WHAT IS NEEDED — Report how many lines below include the string "tmux". Please keep the reply to that number.

****************

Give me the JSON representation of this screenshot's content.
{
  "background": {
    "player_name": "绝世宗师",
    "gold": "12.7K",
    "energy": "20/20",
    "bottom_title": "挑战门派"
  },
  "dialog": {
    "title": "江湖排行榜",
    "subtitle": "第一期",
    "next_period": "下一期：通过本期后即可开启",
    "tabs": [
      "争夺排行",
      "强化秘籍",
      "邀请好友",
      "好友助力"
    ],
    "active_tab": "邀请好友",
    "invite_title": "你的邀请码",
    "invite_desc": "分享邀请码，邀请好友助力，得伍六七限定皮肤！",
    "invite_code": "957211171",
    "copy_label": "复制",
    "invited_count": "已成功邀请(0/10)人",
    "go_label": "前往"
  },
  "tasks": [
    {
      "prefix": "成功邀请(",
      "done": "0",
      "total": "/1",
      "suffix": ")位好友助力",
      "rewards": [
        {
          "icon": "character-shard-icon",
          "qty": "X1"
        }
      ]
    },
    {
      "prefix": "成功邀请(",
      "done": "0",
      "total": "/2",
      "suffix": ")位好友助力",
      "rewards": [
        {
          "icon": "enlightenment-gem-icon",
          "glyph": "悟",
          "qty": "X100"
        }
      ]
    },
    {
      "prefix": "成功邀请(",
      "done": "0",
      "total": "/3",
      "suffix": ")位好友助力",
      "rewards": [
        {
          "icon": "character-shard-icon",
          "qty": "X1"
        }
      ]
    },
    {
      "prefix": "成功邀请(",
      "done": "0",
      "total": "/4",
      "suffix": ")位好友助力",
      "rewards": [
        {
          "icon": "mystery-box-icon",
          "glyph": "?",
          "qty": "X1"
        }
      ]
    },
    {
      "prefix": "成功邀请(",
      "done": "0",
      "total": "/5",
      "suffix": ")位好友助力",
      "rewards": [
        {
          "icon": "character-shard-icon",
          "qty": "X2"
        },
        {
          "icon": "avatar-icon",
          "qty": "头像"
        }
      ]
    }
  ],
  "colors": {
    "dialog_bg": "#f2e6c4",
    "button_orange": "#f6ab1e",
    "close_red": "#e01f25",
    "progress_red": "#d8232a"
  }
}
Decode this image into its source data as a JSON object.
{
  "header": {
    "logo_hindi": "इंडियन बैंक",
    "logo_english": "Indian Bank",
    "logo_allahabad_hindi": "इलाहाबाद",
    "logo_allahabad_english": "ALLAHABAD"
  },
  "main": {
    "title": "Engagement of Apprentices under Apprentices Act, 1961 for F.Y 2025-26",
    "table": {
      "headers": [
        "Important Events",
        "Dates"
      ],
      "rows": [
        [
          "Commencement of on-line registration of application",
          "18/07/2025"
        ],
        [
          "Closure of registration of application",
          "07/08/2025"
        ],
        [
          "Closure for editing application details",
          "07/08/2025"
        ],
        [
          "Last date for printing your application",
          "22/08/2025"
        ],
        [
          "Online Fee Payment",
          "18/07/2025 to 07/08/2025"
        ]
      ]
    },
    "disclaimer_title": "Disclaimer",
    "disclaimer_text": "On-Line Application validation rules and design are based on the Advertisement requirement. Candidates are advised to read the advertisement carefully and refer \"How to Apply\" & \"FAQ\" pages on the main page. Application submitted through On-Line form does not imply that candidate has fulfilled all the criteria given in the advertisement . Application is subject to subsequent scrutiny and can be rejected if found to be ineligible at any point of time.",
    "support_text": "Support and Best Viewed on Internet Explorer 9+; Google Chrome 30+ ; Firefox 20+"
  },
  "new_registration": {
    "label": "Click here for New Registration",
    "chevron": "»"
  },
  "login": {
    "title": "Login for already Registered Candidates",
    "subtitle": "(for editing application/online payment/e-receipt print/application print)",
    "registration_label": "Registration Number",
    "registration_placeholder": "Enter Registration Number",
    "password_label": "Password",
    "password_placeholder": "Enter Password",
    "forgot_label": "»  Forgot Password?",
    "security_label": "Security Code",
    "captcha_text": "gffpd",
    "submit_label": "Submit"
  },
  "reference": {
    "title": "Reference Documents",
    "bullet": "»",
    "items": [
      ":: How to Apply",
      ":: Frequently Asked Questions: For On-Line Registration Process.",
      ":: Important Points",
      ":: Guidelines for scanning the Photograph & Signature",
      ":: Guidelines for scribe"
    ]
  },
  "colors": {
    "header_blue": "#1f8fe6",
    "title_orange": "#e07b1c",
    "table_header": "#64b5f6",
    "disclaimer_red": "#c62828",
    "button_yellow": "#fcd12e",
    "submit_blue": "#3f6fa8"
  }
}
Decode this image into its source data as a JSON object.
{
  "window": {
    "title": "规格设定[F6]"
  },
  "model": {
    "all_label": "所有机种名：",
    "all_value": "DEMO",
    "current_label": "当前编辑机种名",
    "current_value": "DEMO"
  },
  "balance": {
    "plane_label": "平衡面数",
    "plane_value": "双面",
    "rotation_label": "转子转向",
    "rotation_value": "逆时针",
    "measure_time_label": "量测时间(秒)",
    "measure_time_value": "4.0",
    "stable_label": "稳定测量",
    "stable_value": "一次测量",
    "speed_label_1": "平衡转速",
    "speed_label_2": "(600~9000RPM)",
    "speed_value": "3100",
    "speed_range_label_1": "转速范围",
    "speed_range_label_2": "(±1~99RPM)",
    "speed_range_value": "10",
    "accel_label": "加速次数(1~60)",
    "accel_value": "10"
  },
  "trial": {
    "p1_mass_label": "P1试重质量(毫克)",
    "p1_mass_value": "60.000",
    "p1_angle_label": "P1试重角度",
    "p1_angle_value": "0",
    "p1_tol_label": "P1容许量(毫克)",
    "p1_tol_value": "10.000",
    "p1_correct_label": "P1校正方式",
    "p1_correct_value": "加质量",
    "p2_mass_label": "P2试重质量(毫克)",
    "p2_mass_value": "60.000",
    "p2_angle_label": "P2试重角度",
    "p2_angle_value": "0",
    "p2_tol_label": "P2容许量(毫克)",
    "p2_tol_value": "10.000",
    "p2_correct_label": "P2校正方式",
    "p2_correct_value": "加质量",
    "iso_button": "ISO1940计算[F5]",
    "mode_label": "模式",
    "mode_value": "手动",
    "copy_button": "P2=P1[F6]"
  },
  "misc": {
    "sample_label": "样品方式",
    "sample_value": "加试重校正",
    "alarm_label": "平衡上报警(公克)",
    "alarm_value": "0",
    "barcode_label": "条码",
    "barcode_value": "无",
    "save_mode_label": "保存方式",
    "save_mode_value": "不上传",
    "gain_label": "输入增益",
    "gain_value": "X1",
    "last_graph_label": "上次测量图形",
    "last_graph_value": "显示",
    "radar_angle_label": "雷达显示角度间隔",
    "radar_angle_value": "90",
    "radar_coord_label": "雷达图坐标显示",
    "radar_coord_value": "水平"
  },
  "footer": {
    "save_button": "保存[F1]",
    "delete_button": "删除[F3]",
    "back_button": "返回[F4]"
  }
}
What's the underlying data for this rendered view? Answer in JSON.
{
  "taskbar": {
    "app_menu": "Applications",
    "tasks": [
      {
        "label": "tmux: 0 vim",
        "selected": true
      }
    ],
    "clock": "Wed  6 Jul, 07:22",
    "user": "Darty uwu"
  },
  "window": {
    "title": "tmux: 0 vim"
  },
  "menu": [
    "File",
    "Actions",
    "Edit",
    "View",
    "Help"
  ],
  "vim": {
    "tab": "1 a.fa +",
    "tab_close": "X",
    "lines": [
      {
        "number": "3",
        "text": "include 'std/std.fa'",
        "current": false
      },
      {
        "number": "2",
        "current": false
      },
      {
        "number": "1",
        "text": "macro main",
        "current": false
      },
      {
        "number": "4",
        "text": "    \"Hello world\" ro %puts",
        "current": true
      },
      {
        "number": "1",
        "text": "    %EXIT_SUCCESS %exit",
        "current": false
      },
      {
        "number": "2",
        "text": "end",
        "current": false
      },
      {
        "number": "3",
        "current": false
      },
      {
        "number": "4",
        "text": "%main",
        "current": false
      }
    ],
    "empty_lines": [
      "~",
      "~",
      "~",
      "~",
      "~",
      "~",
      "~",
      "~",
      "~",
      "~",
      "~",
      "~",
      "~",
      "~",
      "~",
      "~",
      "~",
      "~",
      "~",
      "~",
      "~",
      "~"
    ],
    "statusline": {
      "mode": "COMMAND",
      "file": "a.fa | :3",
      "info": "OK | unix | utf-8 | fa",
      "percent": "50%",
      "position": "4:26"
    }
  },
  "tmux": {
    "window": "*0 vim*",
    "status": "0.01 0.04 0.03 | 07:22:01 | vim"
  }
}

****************

COMPLETED TASK — 3